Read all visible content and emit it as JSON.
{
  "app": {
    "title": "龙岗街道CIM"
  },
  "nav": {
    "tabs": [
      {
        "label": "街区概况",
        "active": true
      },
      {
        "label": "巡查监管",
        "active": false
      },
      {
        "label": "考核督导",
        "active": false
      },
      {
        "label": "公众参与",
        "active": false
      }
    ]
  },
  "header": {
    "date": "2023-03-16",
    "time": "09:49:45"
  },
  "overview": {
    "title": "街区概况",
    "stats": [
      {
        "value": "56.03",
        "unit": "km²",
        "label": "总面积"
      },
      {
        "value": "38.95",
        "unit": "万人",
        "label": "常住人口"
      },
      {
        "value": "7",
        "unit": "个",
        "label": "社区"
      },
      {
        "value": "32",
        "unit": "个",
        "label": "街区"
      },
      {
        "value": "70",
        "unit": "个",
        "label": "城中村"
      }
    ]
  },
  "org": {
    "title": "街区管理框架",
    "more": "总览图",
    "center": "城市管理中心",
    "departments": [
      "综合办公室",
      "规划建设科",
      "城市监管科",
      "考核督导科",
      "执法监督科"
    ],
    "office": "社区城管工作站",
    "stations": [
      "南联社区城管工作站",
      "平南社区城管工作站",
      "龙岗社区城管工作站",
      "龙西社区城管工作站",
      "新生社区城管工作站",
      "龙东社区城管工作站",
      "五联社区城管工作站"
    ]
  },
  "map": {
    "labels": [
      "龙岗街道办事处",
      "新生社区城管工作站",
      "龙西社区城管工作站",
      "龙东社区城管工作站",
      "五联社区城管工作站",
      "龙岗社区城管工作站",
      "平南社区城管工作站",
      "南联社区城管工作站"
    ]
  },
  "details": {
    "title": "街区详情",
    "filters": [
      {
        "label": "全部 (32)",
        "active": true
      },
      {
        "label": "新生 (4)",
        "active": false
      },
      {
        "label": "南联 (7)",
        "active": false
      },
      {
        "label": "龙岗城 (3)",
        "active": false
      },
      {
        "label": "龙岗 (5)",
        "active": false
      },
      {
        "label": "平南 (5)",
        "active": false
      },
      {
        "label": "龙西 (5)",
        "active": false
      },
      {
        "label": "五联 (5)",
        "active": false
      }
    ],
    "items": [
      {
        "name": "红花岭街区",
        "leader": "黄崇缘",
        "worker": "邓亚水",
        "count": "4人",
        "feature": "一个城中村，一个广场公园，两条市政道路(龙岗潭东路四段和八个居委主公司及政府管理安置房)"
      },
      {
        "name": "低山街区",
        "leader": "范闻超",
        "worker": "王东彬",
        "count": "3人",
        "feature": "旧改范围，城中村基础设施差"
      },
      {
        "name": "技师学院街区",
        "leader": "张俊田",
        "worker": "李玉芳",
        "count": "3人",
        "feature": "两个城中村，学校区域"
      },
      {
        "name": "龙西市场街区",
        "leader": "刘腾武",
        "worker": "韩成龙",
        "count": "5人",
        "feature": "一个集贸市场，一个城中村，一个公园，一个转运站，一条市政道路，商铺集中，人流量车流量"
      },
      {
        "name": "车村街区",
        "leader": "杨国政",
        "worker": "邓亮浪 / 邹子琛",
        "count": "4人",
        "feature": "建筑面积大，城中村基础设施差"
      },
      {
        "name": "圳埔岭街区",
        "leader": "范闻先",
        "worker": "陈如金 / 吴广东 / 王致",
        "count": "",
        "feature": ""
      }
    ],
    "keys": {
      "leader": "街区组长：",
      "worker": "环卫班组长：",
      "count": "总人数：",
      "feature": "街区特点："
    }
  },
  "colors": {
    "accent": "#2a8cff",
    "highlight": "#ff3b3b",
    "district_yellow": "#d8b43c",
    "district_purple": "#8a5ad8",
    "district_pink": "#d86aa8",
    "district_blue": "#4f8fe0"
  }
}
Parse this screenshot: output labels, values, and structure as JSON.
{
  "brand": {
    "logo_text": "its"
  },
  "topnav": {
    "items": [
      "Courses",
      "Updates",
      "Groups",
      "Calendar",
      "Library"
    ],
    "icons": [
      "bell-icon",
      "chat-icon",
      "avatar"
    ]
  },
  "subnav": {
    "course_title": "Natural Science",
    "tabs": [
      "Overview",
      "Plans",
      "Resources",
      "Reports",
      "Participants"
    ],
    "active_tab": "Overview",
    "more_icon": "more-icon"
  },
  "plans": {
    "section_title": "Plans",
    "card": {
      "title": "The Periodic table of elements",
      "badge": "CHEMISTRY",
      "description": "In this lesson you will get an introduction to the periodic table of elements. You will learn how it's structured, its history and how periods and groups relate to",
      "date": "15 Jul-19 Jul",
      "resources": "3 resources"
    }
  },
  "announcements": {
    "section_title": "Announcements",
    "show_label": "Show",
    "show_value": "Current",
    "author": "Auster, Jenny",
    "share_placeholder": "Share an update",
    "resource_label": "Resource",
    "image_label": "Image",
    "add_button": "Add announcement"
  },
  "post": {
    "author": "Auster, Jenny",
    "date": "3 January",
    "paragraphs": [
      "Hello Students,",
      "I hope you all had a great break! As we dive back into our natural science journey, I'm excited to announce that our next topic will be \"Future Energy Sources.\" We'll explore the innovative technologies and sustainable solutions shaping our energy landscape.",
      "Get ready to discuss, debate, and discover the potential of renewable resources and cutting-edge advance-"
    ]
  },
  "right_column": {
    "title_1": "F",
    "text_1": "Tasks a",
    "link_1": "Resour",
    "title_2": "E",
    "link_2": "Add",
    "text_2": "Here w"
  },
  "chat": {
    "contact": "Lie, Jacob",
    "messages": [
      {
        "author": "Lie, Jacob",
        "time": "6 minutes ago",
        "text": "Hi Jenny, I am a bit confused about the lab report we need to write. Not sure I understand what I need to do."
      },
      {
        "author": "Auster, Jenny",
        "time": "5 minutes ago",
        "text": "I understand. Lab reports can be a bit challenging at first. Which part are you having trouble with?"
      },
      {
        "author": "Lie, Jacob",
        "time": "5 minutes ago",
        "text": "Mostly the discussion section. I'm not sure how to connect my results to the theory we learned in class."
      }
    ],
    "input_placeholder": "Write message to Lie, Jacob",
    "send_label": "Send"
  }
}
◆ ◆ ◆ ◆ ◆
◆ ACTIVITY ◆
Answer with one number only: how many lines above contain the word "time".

◆ SOLUTION TO THIS PROBLEM ◆
4